Designing for three dimensions instead of two can be more time consuming, because drawing or sketching in 3D is much harder than in 2D. Some 3D tools exist for gaming and engineering, but they usually require training. This lack of fast, lightweight tools can affect your design pipeline and overload the person who's developing the application.

Luckily, a few techniques can help effectively iterate through ideas and get your content fleshed out. These techniques also allow different team members and disciplines to have a voice.

Diagram of a design process with steps for bodystorming, acting, and storyboarding.

Bodystorming

Bodystorming is the process of prototyping interactions, digital objects, UI, and animations by using crafting materials. Anyone involved in the design process can try out the proposed interactions, features, and mechanics without having to fully prototype them. The goal of all bodystorming sessions is to get actionable input, get testing feedback, and think spatially about the app content.

Photograph of a design team prototyping mixed reality interactions and features with crafting materials.

Acting and feedback

After you've been through a bodystorming session or two, the next step is to stage how a user would move through your mixed reality experience. The acting phase is all about testing ideas in three-dimensional space, but also about allowing others to watch the interactions and events from the outside and give feedback. This is especially important when you have non-technical team members or stakeholders. For example, if you're exploring a mixed reality experience that's designed for hospitals, acting out your thinking to a medical professional can provide invaluable feedback.

Photograph of a design team using crafting materials to act out and receive feedback on mixed reality content and interactions.

Storyboarding

Choosing the best method for getting your ideas and proposed experience always depends on the target audience. If you need to present some new ideas to a development team, bodystorming and acting out the experience or new content can be more than enough to get the job done.
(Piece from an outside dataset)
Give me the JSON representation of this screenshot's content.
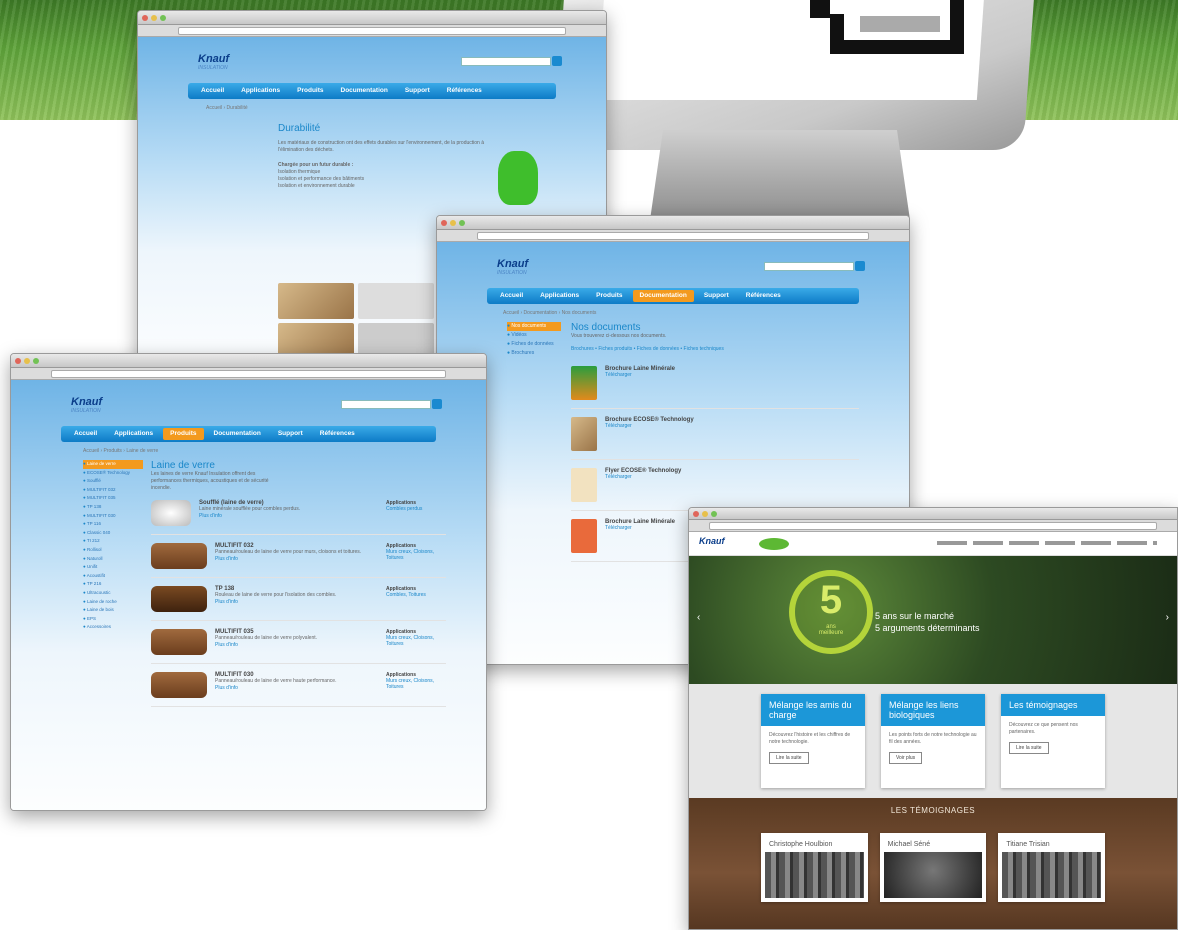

But when you need to convince stakeholders or non-technical team members, you might need to opt in for more high-fidelity assets like storyboarding.

Diagram of a high-fidelity storyboard example.

Whether the storyboards are detailed or just sketches meant to evoke the broad strokes of an experience is up to you.

Mixed reality development tools

When it comes to working with holograms in your applications, it's easiest to use some of Microsoft's premade development tools, like the Mixed Reality Toolkit (MRTK) for Unity and Unreal Engine. MRTK is an open-source, cross-platform development kit that provides an input system, foundational components, and common building blocks for spatial interactions.